Today’s Sunday Poem is by Jayne Stanton, who is another person I’ve been meaning to ask for a Sunday Poem for a long time now. Jayne is one of my loyal attendees on the residentials that I run. I think she has been to all three at Grange over Sands and it has been wonderful to see her poetry developing over the years and her confidence in her own writing growing.
Jayne’s poem Clothes horse, comes from her pamphlet Beyond the Tune, which is published by Soundswrite Press. It was published in 2014. I’ve chosen this poem for a number of reasons – I love the first line which takes me back to my childhood. Although we didn’t have a wooden clothes horse, we had a plastic clothes horse and I remember sitting in front of the fire and giving way inch by reluctant inch to the clothes horse. I like that everything in this poem has a personality and a will of its own. The clothes horse ‘stole our heat’. The clothes are ‘line-dried failures’ and stll-limbed charges’. The electric fire ‘coaxed the steam from dampened spirits.’ Even the washing-up bowl is a pool. I also like how the poem describes a very specific moment in time in great detail and how it moves from inside the house ‘on winter nights’ to ‘On summer days” in the second stanza.
Jayne Stanton is a teacher, tutor and musician from Leicestershire. Her poems appear in Antiphon, Ink, Sweat & Tears, London Grip, Obsessed with Pipework, Popshot, Southword, The Interpreter’s House, Under the Radar and others.
She blogs at http://jaynestantonpoetry.wordpress.com/
I hope you enjoy the poem! Eleven minutes late today – not too bad!
Clothes horse – Jayne Stanton
On winter nights, this wooden workhorse stole our heat.
its frame spread wide to shoulder the line-dried failuers.
Our double-bar electric fire purloined, it coaxed the steam
from dampened spirits, raised our hopes of extra layers.
On summer days, we pitched its A-frame on the back lawn,

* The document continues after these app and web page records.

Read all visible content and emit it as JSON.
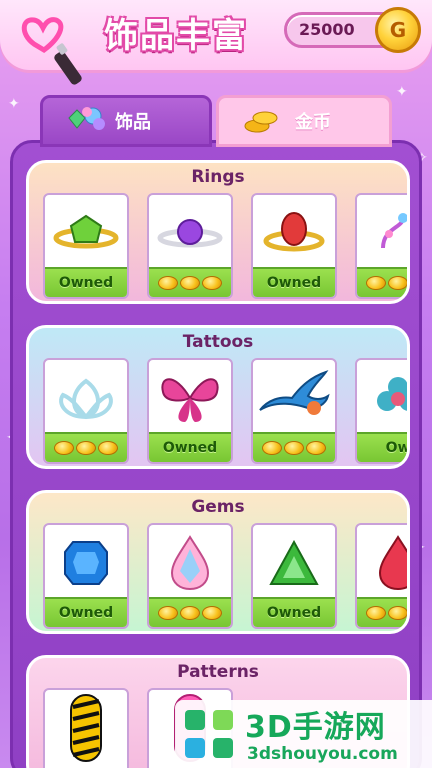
{
  "header": {
    "title": "饰品丰富",
    "coin_balance": "25000",
    "coin_symbol": "G"
  },
  "tabs": [
    {
      "label": "饰品",
      "selected": true
    },
    {
      "label": "金币",
      "selected": false
    }
  ],
  "sections": [
    {
      "title": "Rings",
      "items": [
        {
          "name": "green-gem-ring",
          "status": "Owned"
        },
        {
          "name": "purple-gem-ring",
          "status": "coins"
        },
        {
          "name": "red-gem-ring",
          "status": "Owned"
        },
        {
          "name": "swirl-ring",
          "status": "coins"
        }
      ]
    },
    {
      "title": "Tattoos",
      "items": [
        {
          "name": "lotus-tattoo",
          "status": "coins"
        },
        {
          "name": "butterfly-tattoo",
          "status": "Owned"
        },
        {
          "name": "swallow-tattoo",
          "status": "coins"
        },
        {
          "name": "flower-tattoo",
          "status": "Ow"
        }
      ]
    },
    {
      "title": "Gems",
      "items": [
        {
          "name": "blue-cushion-gem",
          "status": "Owned"
        },
        {
          "name": "rainbow-drop-gem",
          "status": "coins"
        },
        {
          "name": "green-triangle-gem",
          "status": "Owned"
        },
        {
          "name": "red-drop-gem",
          "status": "coins"
        }
      ]
    },
    {
      "title": "Patterns",
      "items": [
        {
          "name": "zebra-pattern",
          "status": ""
        },
        {
          "name": "pink-pattern",
          "status": ""
        }
      ]
    }
  ],
  "watermark": {
    "title": "3D手游网",
    "url": "3dshouyou.com"
  },
  "colors": {
    "accent_pink": "#e24aa8",
    "owned_green": "#78c633",
    "panel_purple": "#9a47c6",
    "coin_gold": "#f8c21d"
  }
}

lazed in army blanket shade, picnicked in coarse comfort –
a seersucker cloth, requistioned milk and wafter biscuits served
from doll-size plastic ware. Teacup pinky fingers raised,
we made small talk. Our stiff-limbed charges cooled,
skinny-dipped in a makeshift washing-up bowl pool